● **Work order**: Within the material below, find each line bearing the word "cloud" and present it.
________
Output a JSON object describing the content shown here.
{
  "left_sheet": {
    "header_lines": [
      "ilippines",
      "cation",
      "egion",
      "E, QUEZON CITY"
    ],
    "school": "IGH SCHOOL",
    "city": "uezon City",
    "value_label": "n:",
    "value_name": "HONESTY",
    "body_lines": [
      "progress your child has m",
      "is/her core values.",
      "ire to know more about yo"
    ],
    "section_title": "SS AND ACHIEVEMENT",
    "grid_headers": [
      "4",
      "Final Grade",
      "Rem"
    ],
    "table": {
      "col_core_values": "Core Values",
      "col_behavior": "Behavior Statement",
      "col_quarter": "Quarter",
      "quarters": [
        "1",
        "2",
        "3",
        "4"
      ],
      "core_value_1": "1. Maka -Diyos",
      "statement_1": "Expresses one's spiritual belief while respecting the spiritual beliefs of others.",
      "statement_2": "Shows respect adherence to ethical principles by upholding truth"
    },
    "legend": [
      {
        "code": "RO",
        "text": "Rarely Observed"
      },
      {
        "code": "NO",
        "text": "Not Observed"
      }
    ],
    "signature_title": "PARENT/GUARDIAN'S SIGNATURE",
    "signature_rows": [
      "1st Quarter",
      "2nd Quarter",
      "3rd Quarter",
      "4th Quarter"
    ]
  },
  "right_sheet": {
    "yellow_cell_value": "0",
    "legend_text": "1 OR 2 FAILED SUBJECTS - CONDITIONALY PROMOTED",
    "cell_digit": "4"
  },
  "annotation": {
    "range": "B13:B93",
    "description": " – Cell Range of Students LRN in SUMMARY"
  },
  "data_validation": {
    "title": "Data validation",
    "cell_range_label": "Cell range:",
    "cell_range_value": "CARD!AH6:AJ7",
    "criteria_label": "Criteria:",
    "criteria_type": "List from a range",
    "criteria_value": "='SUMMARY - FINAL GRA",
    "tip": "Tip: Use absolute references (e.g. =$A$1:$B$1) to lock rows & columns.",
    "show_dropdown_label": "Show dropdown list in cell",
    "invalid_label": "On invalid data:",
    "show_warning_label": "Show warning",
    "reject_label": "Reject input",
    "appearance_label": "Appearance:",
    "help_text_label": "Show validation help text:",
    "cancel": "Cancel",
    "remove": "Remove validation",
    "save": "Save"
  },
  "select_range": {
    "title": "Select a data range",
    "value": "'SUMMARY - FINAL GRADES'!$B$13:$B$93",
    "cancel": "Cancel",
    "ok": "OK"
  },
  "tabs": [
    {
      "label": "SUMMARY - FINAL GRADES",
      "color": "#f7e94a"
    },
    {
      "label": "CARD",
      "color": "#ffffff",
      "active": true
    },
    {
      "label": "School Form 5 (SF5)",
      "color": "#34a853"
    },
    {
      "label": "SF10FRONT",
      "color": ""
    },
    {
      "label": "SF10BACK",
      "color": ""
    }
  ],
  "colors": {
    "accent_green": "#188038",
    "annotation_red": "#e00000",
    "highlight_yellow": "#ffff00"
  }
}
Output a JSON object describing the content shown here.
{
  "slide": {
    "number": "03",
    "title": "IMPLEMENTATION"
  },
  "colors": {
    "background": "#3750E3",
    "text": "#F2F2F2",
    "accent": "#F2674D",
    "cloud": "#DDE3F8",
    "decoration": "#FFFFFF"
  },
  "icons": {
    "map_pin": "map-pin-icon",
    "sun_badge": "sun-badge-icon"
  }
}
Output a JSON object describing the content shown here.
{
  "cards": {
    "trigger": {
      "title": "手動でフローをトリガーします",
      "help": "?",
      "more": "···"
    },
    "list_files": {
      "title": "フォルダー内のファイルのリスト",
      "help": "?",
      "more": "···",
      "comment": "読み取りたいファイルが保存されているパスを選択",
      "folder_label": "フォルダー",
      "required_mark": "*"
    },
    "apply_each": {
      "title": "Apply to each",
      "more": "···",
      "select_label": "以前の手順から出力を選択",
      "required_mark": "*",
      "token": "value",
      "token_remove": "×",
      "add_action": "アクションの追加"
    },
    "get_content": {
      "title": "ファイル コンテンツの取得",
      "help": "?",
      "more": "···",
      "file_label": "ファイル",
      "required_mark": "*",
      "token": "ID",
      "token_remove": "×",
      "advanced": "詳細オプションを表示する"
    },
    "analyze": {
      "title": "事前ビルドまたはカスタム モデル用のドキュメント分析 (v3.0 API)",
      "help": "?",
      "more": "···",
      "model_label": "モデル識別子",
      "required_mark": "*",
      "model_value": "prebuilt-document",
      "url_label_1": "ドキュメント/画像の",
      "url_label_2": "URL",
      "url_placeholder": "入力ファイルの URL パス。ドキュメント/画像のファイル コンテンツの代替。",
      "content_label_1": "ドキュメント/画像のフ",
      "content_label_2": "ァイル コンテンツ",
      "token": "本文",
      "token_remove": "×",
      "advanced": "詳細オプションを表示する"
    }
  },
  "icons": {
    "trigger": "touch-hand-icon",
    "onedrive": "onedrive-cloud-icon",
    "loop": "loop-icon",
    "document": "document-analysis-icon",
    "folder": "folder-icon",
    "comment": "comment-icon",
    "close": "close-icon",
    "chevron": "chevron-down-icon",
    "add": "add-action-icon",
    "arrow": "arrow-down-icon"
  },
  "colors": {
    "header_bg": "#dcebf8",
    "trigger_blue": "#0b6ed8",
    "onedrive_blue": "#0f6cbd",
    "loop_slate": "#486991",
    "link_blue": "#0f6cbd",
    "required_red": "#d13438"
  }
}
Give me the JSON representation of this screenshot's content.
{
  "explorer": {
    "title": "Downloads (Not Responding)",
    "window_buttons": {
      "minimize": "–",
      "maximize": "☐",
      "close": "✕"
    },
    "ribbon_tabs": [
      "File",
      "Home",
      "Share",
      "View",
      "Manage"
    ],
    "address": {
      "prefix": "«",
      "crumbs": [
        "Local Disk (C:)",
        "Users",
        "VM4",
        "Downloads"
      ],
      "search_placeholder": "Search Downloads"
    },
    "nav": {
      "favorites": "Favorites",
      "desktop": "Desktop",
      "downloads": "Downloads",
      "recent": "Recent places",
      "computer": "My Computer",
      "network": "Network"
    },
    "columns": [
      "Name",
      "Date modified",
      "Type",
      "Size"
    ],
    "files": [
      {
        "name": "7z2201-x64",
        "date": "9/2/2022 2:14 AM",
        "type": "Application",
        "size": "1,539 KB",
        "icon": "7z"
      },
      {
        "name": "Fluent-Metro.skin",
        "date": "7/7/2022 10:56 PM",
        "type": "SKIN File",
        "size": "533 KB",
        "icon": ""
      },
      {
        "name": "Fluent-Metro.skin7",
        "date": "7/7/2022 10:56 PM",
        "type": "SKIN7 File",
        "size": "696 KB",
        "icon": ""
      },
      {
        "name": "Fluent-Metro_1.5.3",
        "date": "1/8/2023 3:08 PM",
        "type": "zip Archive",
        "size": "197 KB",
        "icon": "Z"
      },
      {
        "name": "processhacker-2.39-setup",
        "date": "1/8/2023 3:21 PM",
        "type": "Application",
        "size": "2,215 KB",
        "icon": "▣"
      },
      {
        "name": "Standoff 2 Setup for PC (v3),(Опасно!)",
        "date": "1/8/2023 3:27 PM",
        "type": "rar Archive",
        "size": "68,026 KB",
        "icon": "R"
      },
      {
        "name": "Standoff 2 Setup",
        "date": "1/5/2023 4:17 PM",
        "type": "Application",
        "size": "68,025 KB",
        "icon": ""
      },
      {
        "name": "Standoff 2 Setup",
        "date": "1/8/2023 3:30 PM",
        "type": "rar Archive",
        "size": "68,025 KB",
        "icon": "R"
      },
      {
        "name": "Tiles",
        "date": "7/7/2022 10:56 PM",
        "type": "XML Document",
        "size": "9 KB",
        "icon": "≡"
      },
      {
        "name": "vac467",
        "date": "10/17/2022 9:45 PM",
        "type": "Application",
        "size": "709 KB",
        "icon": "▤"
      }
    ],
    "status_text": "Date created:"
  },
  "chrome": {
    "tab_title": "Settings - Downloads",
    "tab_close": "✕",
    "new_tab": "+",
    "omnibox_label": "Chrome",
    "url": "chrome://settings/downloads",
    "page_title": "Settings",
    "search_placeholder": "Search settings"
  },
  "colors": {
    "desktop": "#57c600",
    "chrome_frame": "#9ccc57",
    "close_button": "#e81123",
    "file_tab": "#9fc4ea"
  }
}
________
● **Result for this exercise**:
    "cloud": "#DDE3F8",
    "onedrive": "onedrive-cloud-icon",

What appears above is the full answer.